*TASK DIRECTIONS*
Without pictures, repeat the lines of the entries from the one containing "Convert this screenshot" through the last, both ends included, and nothing else.

*EXCERPTED DATA*
------

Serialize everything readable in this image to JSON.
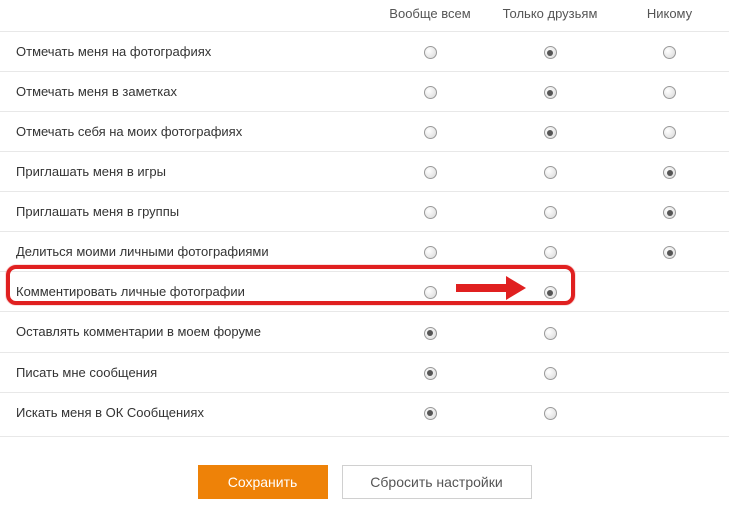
{
  "columns": {
    "label": "",
    "all": "Вообще всем",
    "friends": "Только друзьям",
    "none": "Никому"
  },
  "rows": [
    {
      "label": "Отмечать меня на фотографиях",
      "all": false,
      "friends": true,
      "none": false
    },
    {
      "label": "Отмечать меня в заметках",
      "all": false,
      "friends": true,
      "none": false
    },
    {
      "label": "Отмечать себя на моих фотографиях",
      "all": false,
      "friends": true,
      "none": false
    },
    {
      "label": "Приглашать меня в игры",
      "all": false,
      "friends": false,
      "none": true
    },
    {
      "label": "Приглашать меня в группы",
      "all": false,
      "friends": false,
      "none": true
    },
    {
      "label": "Делиться моими личными фотографиями",
      "all": false,
      "friends": false,
      "none": true
    },
    {
      "label": "Комментировать личные фотографии",
      "all": false,
      "friends": true,
      "none": null
    },
    {
      "label": "Оставлять комментарии в моем форуме",
      "all": true,
      "friends": false,
      "none": null
    },
    {
      "label": "Писать мне сообщения",
      "all": true,
      "friends": false,
      "none": null
    },
    {
      "label": "Искать меня в ОК Сообщениях",
      "all": true,
      "friends": false,
      "none": null
    }
  ],
  "buttons": {
    "save": "Сохранить",
    "reset": "Сбросить настройки"
  },
  "highlight_row_index": 6
}
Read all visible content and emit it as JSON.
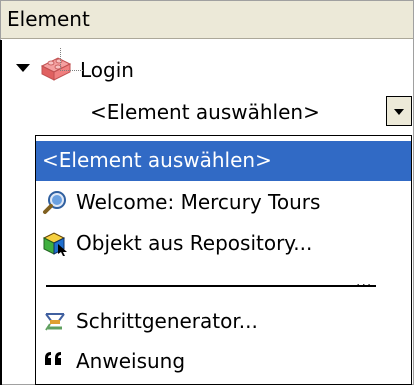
{
  "header": {
    "column_label": "Element"
  },
  "tree": {
    "root_label": "Login",
    "child_label": "<Element auswählen>"
  },
  "dropdown": {
    "items": [
      {
        "label": "<Element auswählen>",
        "icon": "none",
        "selected": true
      },
      {
        "label": "Welcome: Mercury Tours",
        "icon": "browser-page-icon"
      },
      {
        "label": "Objekt aus Repository...",
        "icon": "repository-object-icon"
      },
      {
        "label": "Schrittgenerator...",
        "icon": "step-generator-icon"
      },
      {
        "label": "Anweisung",
        "icon": "quote-statement-icon"
      }
    ],
    "separator_text": "...",
    "selected_color": "#316ac5"
  }
}
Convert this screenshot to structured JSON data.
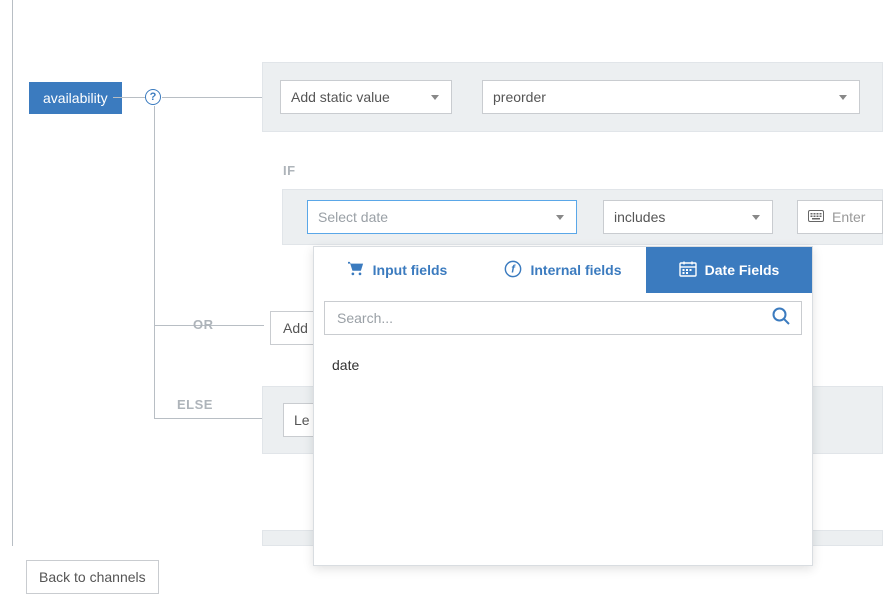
{
  "tag": {
    "label": "availability"
  },
  "help": {
    "symbol": "?"
  },
  "row1": {
    "add_static": "Add static value",
    "preorder": "preorder"
  },
  "labels": {
    "if": "IF",
    "or": "OR",
    "else": "ELSE"
  },
  "if_row": {
    "select_date": "Select date",
    "includes": "includes",
    "enter": "Enter "
  },
  "or_row": {
    "add": "Add "
  },
  "else_row": {
    "le": "Le"
  },
  "popup": {
    "tabs": {
      "input": "Input fields",
      "internal": "Internal fields",
      "date": "Date Fields"
    },
    "search_placeholder": "Search...",
    "items": {
      "0": "date"
    }
  },
  "footer": {
    "back": "Back to channels"
  }
}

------

*YOUR SOLUTION*
Convert this screenshot to structured JSON data.
{
  "tag": {
    "label": "availability"
  },
  "help": {
    "symbol": "?"
  },
  "row1": {
    "add_static": "Add static value",
    "preorder": "preorder"
  },
  "labels": {
    "if": "IF",
    "or": "OR",
    "else": "ELSE"
  },
  "if_row": {
    "select_date": "Select date",
    "includes": "includes",
    "enter": "Enter "
  },
  "or_row": {
    "add": "Add "
  },
  "else_row": {
    "le": "Le"
  },
  "popup": {
    "tabs": {
      "input": "Input fields",
      "internal": "Internal fields",
      "date": "Date Fields"
    },
    "search_placeholder": "Search...",
    "items": {
      "0": "date"
    }
  },
  "footer": {
    "back": "Back to channels"
  }
}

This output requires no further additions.